In both The Deadliest Lie and The Deadliest Sport, the reader hears of the complex array of taxes imposed on all males (slaves included) between 14 and 60 years of age. The only exceptions were Roman citizens, priests, scholars in the Museum, and non-Roman, high-ranking officials.
Although most appointed as tax collectors had bid successfully for the post, by Miriam’s time, some were given the task against their will. They were then responsible for handing over a certain amount of money to Rome. How they collected it was of no concern to the authorities. In fact, some were known to whip their victims even after death to extort payment from relatives for the release of the body.

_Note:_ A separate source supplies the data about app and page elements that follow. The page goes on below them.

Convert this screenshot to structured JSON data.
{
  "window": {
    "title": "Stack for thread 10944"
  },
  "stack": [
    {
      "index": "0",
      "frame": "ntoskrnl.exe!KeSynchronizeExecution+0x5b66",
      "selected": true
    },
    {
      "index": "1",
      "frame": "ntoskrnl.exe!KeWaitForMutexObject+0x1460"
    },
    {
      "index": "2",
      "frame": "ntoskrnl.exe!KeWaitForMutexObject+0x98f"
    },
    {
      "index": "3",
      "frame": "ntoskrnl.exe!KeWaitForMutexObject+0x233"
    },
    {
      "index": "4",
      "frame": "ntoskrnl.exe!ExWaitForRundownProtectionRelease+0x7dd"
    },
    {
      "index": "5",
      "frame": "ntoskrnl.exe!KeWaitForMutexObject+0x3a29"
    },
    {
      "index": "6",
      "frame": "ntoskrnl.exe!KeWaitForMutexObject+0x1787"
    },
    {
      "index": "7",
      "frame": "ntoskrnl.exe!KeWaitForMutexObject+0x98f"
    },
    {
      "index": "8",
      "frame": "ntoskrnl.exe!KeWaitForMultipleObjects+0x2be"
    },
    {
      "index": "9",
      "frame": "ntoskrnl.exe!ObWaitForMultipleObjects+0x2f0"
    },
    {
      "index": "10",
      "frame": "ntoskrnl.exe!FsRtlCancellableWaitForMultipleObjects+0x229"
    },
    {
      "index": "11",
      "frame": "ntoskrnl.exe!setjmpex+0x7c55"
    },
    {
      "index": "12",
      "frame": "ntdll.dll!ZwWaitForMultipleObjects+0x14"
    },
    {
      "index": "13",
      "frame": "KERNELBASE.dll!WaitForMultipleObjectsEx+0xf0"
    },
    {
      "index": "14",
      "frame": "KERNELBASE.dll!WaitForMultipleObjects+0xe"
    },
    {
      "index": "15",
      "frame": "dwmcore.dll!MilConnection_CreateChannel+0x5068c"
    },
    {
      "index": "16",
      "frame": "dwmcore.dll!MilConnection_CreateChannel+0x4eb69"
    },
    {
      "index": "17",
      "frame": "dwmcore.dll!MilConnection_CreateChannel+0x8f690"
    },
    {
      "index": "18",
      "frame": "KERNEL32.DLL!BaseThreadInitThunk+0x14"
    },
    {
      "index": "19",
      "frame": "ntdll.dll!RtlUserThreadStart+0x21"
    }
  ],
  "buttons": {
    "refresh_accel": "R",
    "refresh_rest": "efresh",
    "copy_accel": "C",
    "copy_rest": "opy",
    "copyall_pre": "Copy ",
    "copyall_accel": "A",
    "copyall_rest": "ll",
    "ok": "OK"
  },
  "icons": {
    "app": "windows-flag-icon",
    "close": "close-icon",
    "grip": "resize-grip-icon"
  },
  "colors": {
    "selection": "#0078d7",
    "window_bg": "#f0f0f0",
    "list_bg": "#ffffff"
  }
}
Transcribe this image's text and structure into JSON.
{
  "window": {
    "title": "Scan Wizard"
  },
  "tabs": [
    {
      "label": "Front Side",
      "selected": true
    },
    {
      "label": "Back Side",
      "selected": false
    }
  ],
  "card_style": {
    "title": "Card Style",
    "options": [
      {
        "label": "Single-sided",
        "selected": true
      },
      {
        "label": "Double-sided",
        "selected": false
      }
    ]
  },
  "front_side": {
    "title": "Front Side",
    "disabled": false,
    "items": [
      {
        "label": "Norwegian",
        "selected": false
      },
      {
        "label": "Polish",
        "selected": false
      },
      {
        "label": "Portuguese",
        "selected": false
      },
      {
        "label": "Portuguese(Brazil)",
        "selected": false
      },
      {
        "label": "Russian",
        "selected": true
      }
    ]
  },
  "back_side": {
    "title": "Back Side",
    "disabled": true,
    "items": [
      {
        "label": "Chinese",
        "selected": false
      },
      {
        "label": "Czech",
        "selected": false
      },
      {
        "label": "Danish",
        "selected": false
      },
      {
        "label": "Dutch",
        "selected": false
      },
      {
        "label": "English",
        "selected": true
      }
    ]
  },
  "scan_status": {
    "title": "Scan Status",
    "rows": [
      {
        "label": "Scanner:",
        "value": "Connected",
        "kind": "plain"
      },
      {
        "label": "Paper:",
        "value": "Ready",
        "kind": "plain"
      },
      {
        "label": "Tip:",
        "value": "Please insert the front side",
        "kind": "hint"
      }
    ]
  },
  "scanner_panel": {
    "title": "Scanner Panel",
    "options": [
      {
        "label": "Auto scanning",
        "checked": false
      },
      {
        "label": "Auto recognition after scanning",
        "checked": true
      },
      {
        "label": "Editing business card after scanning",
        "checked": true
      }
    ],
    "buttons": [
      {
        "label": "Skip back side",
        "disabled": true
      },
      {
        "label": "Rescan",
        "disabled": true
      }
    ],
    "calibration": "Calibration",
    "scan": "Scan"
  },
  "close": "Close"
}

Why did the tax collectors resort to any cruelty to exact payment? They knew they had to make up the money they failed to collect but could keep any surplus for themselves.
I'm busy working on my blog posts. Watch this space!